Extracted data entries:
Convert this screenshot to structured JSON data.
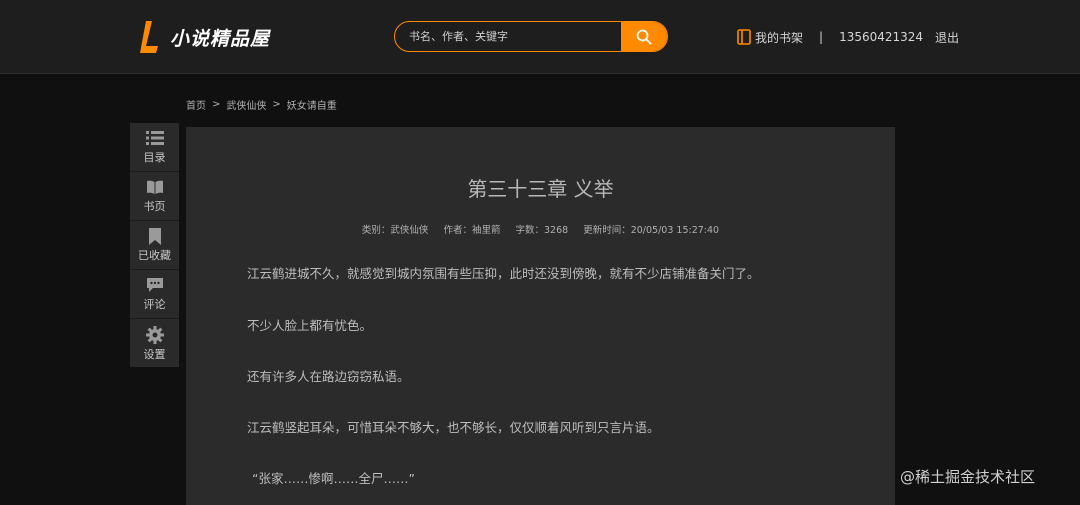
{
  "header": {
    "logo_text": "小说精品屋",
    "search_placeholder": "书名、作者、关键字",
    "shelf_label": "我的书架",
    "separator": "|",
    "phone": "13560421324",
    "logout_label": "退出",
    "accent_color": "#ff8a00"
  },
  "breadcrumb": {
    "items": [
      "首页",
      "武侠仙侠",
      "妖女请自重"
    ],
    "arrow": ">"
  },
  "sidebar": {
    "items": [
      {
        "label": "目录",
        "icon": "list-icon"
      },
      {
        "label": "书页",
        "icon": "book-icon"
      },
      {
        "label": "已收藏",
        "icon": "bookmark-icon"
      },
      {
        "label": "评论",
        "icon": "comment-icon"
      },
      {
        "label": "设置",
        "icon": "gear-icon"
      }
    ]
  },
  "chapter": {
    "title": "第三十三章 义举",
    "meta": {
      "category": "类别：武侠仙侠",
      "author": "作者：袖里箭",
      "word_count": "字数：3268",
      "updated": "更新时间：20/05/03 15:27:40"
    },
    "paragraphs": [
      "江云鹤进城不久，就感觉到城内氛围有些压抑，此时还没到傍晚，就有不少店铺准备关门了。",
      "不少人脸上都有忧色。",
      "还有许多人在路边窃窃私语。",
      "江云鹤竖起耳朵，可惜耳朵不够大，也不够长，仅仅顺着风听到只言片语。",
      "“张家……惨啊……全尸……”"
    ]
  },
  "watermark": "@稀土掘金技术社区"
}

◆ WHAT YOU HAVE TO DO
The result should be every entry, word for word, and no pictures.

◆ OUTPUT FOR THIS TASK
Convert this screenshot to structured JSON data.
{
  "header": {
    "logo_text": "小说精品屋",
    "search_placeholder": "书名、作者、关键字",
    "shelf_label": "我的书架",
    "separator": "|",
    "phone": "13560421324",
    "logout_label": "退出",
    "accent_color": "#ff8a00"
  },
  "breadcrumb": {
    "items": [
      "首页",
      "武侠仙侠",
      "妖女请自重"
    ],
    "arrow": ">"
  },
  "sidebar": {
    "items": [
      {
        "label": "目录",
        "icon": "list-icon"
      },
      {
        "label": "书页",
        "icon": "book-icon"
      },
      {
        "label": "已收藏",
        "icon": "bookmark-icon"
      },
      {
        "label": "评论",
        "icon": "comment-icon"
      },
      {
        "label": "设置",
        "icon": "gear-icon"
      }
    ]
  },
  "chapter": {
    "title": "第三十三章 义举",
    "meta": {
      "category": "类别：武侠仙侠",
      "author": "作者：袖里箭",
      "word_count": "字数：3268",
      "updated": "更新时间：20/05/03 15:27:40"
    },
    "paragraphs": [
      "江云鹤进城不久，就感觉到城内氛围有些压抑，此时还没到傍晚，就有不少店铺准备关门了。",
      "不少人脸上都有忧色。",
      "还有许多人在路边窃窃私语。",
      "江云鹤竖起耳朵，可惜耳朵不够大，也不够长，仅仅顺着风听到只言片语。",
      "“张家……惨啊……全尸……”"
    ]
  },
  "watermark": "@稀土掘金技术社区"
}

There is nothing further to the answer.